> _What you are asked to do_: Note each line of the listing that contains the string "data", and copy it.

> _Input_:

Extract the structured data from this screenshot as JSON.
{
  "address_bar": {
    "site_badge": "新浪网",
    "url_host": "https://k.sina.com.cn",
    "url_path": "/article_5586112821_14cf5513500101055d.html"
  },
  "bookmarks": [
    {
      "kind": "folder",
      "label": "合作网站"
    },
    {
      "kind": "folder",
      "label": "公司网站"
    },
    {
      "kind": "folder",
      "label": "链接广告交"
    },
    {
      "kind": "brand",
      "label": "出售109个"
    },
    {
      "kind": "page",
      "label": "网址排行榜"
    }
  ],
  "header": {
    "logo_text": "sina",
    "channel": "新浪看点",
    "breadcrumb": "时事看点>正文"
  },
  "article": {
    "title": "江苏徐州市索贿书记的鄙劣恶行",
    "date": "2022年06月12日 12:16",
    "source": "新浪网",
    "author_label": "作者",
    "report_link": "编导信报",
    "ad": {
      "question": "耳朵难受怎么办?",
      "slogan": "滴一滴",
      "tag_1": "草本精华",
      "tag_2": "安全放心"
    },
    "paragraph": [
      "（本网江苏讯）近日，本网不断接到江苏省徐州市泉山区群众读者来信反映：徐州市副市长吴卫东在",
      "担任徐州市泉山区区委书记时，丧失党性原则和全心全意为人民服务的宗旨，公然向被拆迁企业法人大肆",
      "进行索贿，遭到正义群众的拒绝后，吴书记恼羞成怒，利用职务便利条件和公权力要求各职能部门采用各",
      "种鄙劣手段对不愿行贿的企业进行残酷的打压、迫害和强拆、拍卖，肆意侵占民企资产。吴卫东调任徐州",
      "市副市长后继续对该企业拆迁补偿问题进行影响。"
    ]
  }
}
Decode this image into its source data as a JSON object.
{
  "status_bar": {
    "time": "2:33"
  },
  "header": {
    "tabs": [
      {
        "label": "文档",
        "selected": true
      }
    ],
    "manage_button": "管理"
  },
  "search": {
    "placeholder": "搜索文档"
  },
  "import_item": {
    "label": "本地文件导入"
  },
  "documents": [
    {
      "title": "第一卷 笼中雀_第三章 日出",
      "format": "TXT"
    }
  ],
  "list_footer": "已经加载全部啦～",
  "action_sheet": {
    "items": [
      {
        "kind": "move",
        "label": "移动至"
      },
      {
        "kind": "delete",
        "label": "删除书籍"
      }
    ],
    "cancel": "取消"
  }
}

> _Finished exercise_:
Extract the structured data from this screenshot as JSON.
Decode this image into its source data as a JSON object.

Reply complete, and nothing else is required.